David Mead is at the Birmingham Hippodrome
May 3, 2016
Nederlands Dans Theater 2 got the theatre programme of the International Dance Festival Birmingham off to a cracking start at the Hippodrome in an evening that showcased wonderfully the youthful talents and energy of the dancers, and that just got better and better as it went on.
The best came last, Alexander Ekman’s witty and rather tongue-in-cheek Cacti, which does indeed include lots of cacti, alongside a clever set of blocks, sort of mini personal dance stages manipulated by the cast, and a dead cat (yes, really!).
Cacti starts with the whole ensemble as a ‘human orchestra’, each dancer on their own plinth. The dancers echo and amplify the music (an arrangement of Haydn, Schubert and Beethoven) but better still create their own percussion as they breathe loudly, stamp and slap their way through the section. When the blocks are formed into a makeshift wall, we are treated to a fun game of hide and seek. There’s also a great sequence of dancers running on the spot. But the highlight is undoubtedly an extended duet (Katarina van den Wouwer and Gregory Lau) accompanied by a voiceover that allows us to hear the (supposed) conversation and inner thoughts that the couple have as the dance. It’s often very amusing. “You always get that wrong,” says one. “That was close,” says the other after a near miss.
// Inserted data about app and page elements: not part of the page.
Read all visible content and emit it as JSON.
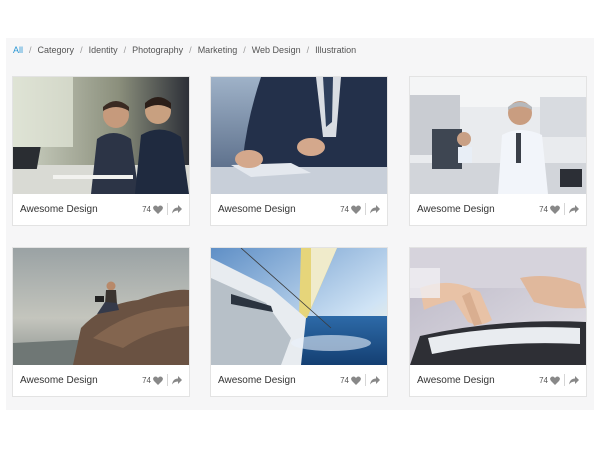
{
  "filters": [
    {
      "label": "All",
      "active": true
    },
    {
      "label": "Category",
      "active": false
    },
    {
      "label": "Identity",
      "active": false
    },
    {
      "label": "Photography",
      "active": false
    },
    {
      "label": "Marketing",
      "active": false
    },
    {
      "label": "Web Design",
      "active": false
    },
    {
      "label": "Illustration",
      "active": false
    }
  ],
  "colors": {
    "accent": "#2a96d4",
    "text": "#333333"
  },
  "cards": [
    {
      "title": "Awesome Design",
      "likes": "74",
      "image": "business-meeting-photo",
      "like_icon": "heart-icon",
      "share_icon": "share-icon"
    },
    {
      "title": "Awesome Design",
      "likes": "74",
      "image": "businessman-tablet-photo",
      "like_icon": "heart-icon",
      "share_icon": "share-icon"
    },
    {
      "title": "Awesome Design",
      "likes": "74",
      "image": "office-workers-photo",
      "like_icon": "heart-icon",
      "share_icon": "share-icon"
    },
    {
      "title": "Awesome Design",
      "likes": "74",
      "image": "man-on-rock-laptop-photo",
      "like_icon": "heart-icon",
      "share_icon": "share-icon"
    },
    {
      "title": "Awesome Design",
      "likes": "74",
      "image": "sailboat-photo",
      "like_icon": "heart-icon",
      "share_icon": "share-icon"
    },
    {
      "title": "Awesome Design",
      "likes": "74",
      "image": "hand-on-tablet-photo",
      "like_icon": "heart-icon",
      "share_icon": "share-icon"
    }
  ]
}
There are deeper meanings and motives in Cacti, which is essentially a tongue-in-cheek mocking of all that is supposedly past-modern. Collaboration is what it’s all about, a voiceover tells us. ‘Can you really believe what you see?’ is an underlying question. Do the cacti really represent the journey of life from beginning to end, or is it all just some big joke. Is that cat an oblique reference to Schrödinger? Probably. Take it as you will, but do enjoy the absurd fun it all is.
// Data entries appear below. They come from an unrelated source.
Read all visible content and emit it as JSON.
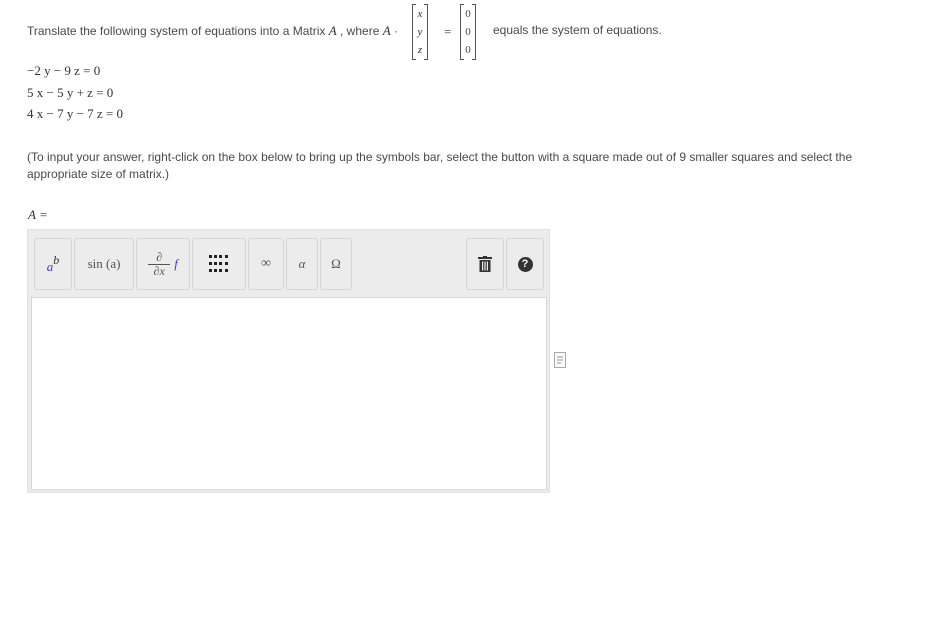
{
  "question": {
    "prompt_before": "Translate the following system of equations into a Matrix",
    "matrix_name": "A",
    "where_text": ", where",
    "dot": "·",
    "vector_entries": [
      "x",
      "y",
      "z"
    ],
    "equals_sign": "=",
    "zero_entries": [
      "0",
      "0",
      "0"
    ],
    "prompt_after": "equals the system of equations.",
    "equations": [
      "−2 y − 9 z = 0",
      "5 x − 5 y + z = 0",
      "4 x − 7 y − 7 z = 0"
    ],
    "instruction": "(To input your answer, right-click on the box below to bring up the symbols bar, select the button with a square made out of 9 smaller squares and select the appropriate size of matrix.)",
    "answer_label": "A ="
  },
  "toolbar": {
    "superscript_base": "a",
    "superscript_exp": "b",
    "sin_label": "sin (a)",
    "partial_top": "∂",
    "partial_bottom": "∂x",
    "partial_f": "f",
    "infinity": "∞",
    "alpha": "α",
    "omega": "Ω",
    "help": "?"
  }
}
Preceding Cacti, Hans van Manen’s Solo is a classic study in simplicity from the master of Dutch dance. Three men (Lau, Benjamin Behrends and Miguel Duarte) portray a single man examining his place in the world. Typical of van Manen, the dance is full of little looks as they acknowledge each other as they come and go in turn. The dance itself is a feast of fast leaps and sharp turns, the intensity and fluidity gradually increasing over the seven minutes. Great stuff.
The opening I New Then by Johan Inger to music by Van Morrison features an awkward man, sort of the guy left out amid all that is happening around him. He becomes tormented when he sees a couple of lovers from his hiding place in a forest of steel poles. He’s full of odd antics and vocals, screeches and howls, which can be seen as funny, but that I found slightly uncomfortable. It is a little difficult at first, but Inger’s choreography slowly draws you in and wraps itself around you. A huge breath of optimism shines through at the end as the whole cast strip to their underwear and dance exuberantly to Crazy Love.
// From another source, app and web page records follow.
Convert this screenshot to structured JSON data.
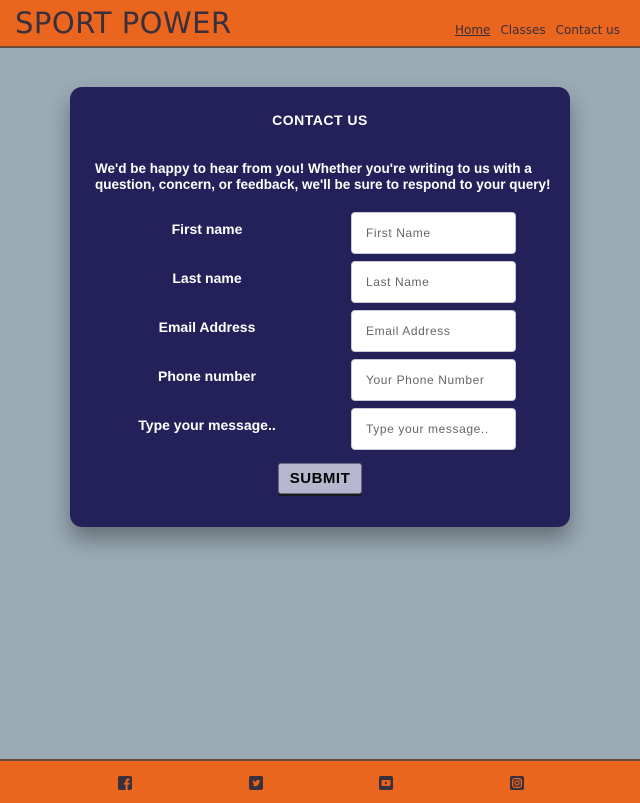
{
  "header": {
    "brand": "SPORT POWER",
    "nav": [
      {
        "label": "Home",
        "active": true
      },
      {
        "label": "Classes",
        "active": false
      },
      {
        "label": "Contact us",
        "active": false
      }
    ]
  },
  "contact": {
    "title": "CONTACT US",
    "intro": "We'd be happy to hear from you! Whether you're writing to us with a question, concern, or feedback, we'll be sure to respond to your query!",
    "fields": [
      {
        "label": "First name",
        "placeholder": "First Name",
        "value": ""
      },
      {
        "label": "Last name",
        "placeholder": "Last Name",
        "value": ""
      },
      {
        "label": "Email Address",
        "placeholder": "Email Address",
        "value": ""
      },
      {
        "label": "Phone number",
        "placeholder": "Your Phone Number",
        "value": ""
      },
      {
        "label": "Type your message..",
        "placeholder": "Type your message..",
        "value": ""
      }
    ],
    "submit_label": "SUBMIT"
  },
  "footer": {
    "social": [
      "facebook-icon",
      "twitter-icon",
      "youtube-icon",
      "instagram-icon"
    ]
  },
  "colors": {
    "accent": "#ea651d",
    "card": "#23205a",
    "background": "#9aabb5",
    "button": "#b6b6cf"
  }
}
Completing the programme, mutual comfort by Edward Clug is a sharply detailed quartet packed with tension-filled bodies. There are ballet references, but positions are angular and awkward and change suddenly. Poses are strange and complex. As throughout the evening, the dancers’ strength and clarity of line was at a level not seen as often as it should be. A fascinating if not easy watch.